== Information ==

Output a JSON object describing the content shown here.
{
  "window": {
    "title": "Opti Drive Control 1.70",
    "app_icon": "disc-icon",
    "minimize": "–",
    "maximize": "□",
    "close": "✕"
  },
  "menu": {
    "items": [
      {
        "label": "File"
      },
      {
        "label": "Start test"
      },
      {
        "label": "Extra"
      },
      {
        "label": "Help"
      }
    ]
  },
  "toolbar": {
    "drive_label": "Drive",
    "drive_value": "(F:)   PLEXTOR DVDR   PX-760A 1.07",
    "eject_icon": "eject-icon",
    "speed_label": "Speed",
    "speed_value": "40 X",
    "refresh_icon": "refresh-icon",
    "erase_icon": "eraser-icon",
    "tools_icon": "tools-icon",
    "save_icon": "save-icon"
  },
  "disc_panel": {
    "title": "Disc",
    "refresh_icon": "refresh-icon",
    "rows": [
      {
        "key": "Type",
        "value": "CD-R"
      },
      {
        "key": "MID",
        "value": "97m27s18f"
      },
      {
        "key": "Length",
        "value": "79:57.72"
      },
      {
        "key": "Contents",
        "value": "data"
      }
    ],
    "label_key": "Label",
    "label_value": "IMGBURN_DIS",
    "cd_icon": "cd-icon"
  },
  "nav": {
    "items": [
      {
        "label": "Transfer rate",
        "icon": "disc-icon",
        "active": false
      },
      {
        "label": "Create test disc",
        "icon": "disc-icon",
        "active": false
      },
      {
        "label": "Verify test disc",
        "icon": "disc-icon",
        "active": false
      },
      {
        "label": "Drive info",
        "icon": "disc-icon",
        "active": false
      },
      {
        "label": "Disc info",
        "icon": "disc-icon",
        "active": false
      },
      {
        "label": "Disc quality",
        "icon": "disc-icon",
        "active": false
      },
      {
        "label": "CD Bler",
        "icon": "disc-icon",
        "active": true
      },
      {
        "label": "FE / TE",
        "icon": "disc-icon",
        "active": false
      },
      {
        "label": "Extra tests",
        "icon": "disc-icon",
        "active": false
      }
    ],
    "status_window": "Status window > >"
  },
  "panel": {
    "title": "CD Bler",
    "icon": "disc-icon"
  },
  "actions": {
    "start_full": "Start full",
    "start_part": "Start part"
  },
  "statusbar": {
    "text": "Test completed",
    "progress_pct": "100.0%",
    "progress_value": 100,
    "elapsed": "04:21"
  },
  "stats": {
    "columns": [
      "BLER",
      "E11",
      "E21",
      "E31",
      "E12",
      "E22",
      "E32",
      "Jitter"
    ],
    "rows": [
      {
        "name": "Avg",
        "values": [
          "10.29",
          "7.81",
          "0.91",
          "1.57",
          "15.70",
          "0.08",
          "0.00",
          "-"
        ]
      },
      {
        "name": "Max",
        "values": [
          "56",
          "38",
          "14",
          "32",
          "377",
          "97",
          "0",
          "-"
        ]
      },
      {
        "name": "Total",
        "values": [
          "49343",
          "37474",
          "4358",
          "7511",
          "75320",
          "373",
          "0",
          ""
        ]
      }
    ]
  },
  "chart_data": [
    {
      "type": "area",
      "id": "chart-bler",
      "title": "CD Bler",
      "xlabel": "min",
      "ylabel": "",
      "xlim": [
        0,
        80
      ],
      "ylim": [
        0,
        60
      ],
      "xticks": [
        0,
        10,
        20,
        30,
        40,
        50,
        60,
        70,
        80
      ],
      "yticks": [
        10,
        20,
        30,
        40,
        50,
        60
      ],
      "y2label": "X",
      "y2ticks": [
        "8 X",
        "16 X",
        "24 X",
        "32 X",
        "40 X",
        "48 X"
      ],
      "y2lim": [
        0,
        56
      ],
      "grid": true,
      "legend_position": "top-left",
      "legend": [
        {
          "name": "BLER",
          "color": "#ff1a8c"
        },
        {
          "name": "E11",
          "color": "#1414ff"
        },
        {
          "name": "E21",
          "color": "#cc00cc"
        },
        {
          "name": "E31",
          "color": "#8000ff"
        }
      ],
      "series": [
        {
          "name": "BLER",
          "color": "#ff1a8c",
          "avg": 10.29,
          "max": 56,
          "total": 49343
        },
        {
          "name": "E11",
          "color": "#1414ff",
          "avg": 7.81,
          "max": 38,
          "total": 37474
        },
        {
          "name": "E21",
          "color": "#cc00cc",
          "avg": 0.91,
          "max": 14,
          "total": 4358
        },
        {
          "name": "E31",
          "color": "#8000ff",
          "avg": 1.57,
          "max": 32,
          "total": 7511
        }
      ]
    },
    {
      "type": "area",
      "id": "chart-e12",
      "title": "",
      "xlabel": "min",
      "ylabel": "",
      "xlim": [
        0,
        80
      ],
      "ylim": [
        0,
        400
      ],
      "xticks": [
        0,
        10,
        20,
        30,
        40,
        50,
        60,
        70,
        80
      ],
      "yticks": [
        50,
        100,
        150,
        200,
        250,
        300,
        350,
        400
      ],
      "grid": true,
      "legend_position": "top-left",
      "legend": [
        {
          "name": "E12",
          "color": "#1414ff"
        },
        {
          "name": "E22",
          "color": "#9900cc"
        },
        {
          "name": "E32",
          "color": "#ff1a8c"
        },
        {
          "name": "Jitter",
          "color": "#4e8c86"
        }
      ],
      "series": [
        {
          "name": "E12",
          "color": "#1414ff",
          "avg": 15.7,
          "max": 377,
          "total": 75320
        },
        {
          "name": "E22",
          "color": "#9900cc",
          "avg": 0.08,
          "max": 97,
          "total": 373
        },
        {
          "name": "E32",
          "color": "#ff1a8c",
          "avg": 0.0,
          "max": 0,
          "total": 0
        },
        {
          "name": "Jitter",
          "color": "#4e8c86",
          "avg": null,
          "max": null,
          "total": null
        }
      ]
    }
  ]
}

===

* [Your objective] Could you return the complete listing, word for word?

* [Result of this exercise]
Output a JSON object describing the content shown here.
{
  "window": {
    "title": "Opti Drive Control 1.70",
    "app_icon": "disc-icon",
    "minimize": "–",
    "maximize": "□",
    "close": "✕"
  },
  "menu": {
    "items": [
      {
        "label": "File"
      },
      {
        "label": "Start test"
      },
      {
        "label": "Extra"
      },
      {
        "label": "Help"
      }
    ]
  },
  "toolbar": {
    "drive_label": "Drive",
    "drive_value": "(F:)   PLEXTOR DVDR   PX-760A 1.07",
    "eject_icon": "eject-icon",
    "speed_label": "Speed",
    "speed_value": "40 X",
    "refresh_icon": "refresh-icon",
    "erase_icon": "eraser-icon",
    "tools_icon": "tools-icon",
    "save_icon": "save-icon"
  },
  "disc_panel": {
    "title": "Disc",
    "refresh_icon": "refresh-icon",
    "rows": [
      {
        "key": "Type",
        "value": "CD-R"
      },
      {
        "key": "MID",
        "value": "97m27s18f"
      },
      {
        "key": "Length",
        "value": "79:57.72"
      },
      {
        "key": "Contents",
        "value": "data"
      }
    ],
    "label_key": "Label",
    "label_value": "IMGBURN_DIS",
    "cd_icon": "cd-icon"
  },
  "nav": {
    "items": [
      {
        "label": "Transfer rate",
        "icon": "disc-icon",
        "active": false
      },
      {
        "label": "Create test disc",
        "icon": "disc-icon",
        "active": false
      },
      {
        "label": "Verify test disc",
        "icon": "disc-icon",
        "active": false
      },
      {
        "label": "Drive info",
        "icon": "disc-icon",
        "active": false
      },
      {
        "label": "Disc info",
        "icon": "disc-icon",
        "active": false
      },
      {
        "label": "Disc quality",
        "icon": "disc-icon",
        "active": false
      },
      {
        "label": "CD Bler",
        "icon": "disc-icon",
        "active": true
      },
      {
        "label": "FE / TE",
        "icon": "disc-icon",
        "active": false
      },
      {
        "label": "Extra tests",
        "icon": "disc-icon",
        "active": false
      }
    ],
    "status_window": "Status window > >"
  },
  "panel": {
    "title": "CD Bler",
    "icon": "disc-icon"
  },
  "actions": {
    "start_full": "Start full",
    "start_part": "Start part"
  },
  "statusbar": {
    "text": "Test completed",
    "progress_pct": "100.0%",
    "progress_value": 100,
    "elapsed": "04:21"
  },
  "stats": {
    "columns": [
      "BLER",
      "E11",
      "E21",
      "E31",
      "E12",
      "E22",
      "E32",
      "Jitter"
    ],
    "rows": [
      {
        "name": "Avg",
        "values": [
          "10.29",
          "7.81",
          "0.91",
          "1.57",
          "15.70",
          "0.08",
          "0.00",
          "-"
        ]
      },
      {
        "name": "Max",
        "values": [
          "56",
          "38",
          "14",
          "32",
          "377",
          "97",
          "0",
          "-"
        ]
      },
      {
        "name": "Total",
        "values": [
          "49343",
          "37474",
          "4358",
          "7511",
          "75320",
          "373",
          "0",
          ""
        ]
      }
    ]
  },
  "chart_data": [
    {
      "type": "area",
      "id": "chart-bler",
      "title": "CD Bler",
      "xlabel": "min",
      "ylabel": "",
      "xlim": [
        0,
        80
      ],
      "ylim": [
        0,
        60
      ],
      "xticks": [
        0,
        10,
        20,
        30,
        40,
        50,
        60,
        70,
        80
      ],
      "yticks": [
        10,
        20,
        30,
        40,
        50,
        60
      ],
      "y2label": "X",
      "y2ticks": [
        "8 X",
        "16 X",
        "24 X",
        "32 X",
        "40 X",
        "48 X"
      ],
      "y2lim": [
        0,
        56
      ],
      "grid": true,
      "legend_position": "top-left",
      "legend": [
        {
          "name": "BLER",
          "color": "#ff1a8c"
        },
        {
          "name": "E11",
          "color": "#1414ff"
        },
        {
          "name": "E21",
          "color": "#cc00cc"
        },
        {
          "name": "E31",
          "color": "#8000ff"
        }
      ],
      "series": [
        {
          "name": "BLER",
          "color": "#ff1a8c",
          "avg": 10.29,
          "max": 56,
          "total": 49343
        },
        {
          "name": "E11",
          "color": "#1414ff",
          "avg": 7.81,
          "max": 38,
          "total": 37474
        },
        {
          "name": "E21",
          "color": "#cc00cc",
          "avg": 0.91,
          "max": 14,
          "total": 4358
        },
        {
          "name": "E31",
          "color": "#8000ff",
          "avg": 1.57,
          "max": 32,
          "total": 7511
        }
      ]
    },
    {
      "type": "area",
      "id": "chart-e12",
      "title": "",
      "xlabel": "min",
      "ylabel": "",
      "xlim": [
        0,
        80
      ],
      "ylim": [
        0,
        400
      ],
      "xticks": [
        0,
        10,
        20,
        30,
        40,
        50,
        60,
        70,
        80
      ],
      "yticks": [
        50,
        100,
        150,
        200,
        250,
        300,
        350,
        400
      ],
      "grid": true,
      "legend_position": "top-left",
      "legend": [
        {
          "name": "E12",
          "color": "#1414ff"
        },
        {
          "name": "E22",
          "color": "#9900cc"
        },
        {
          "name": "E32",
          "color": "#ff1a8c"
        },
        {
          "name": "Jitter",
          "color": "#4e8c86"
        }
      ],
      "series": [
        {
          "name": "E12",
          "color": "#1414ff",
          "avg": 15.7,
          "max": 377,
          "total": 75320
        },
        {
          "name": "E22",
          "color": "#9900cc",
          "avg": 0.08,
          "max": 97,
          "total": 373
        },
        {
          "name": "E32",
          "color": "#ff1a8c",
          "avg": 0.0,
          "max": 0,
          "total": 0
        },
        {
          "name": "Jitter",
          "color": "#4e8c86",
          "avg": null,
          "max": null,
          "total": null
        }
      ]
    }
  ]
}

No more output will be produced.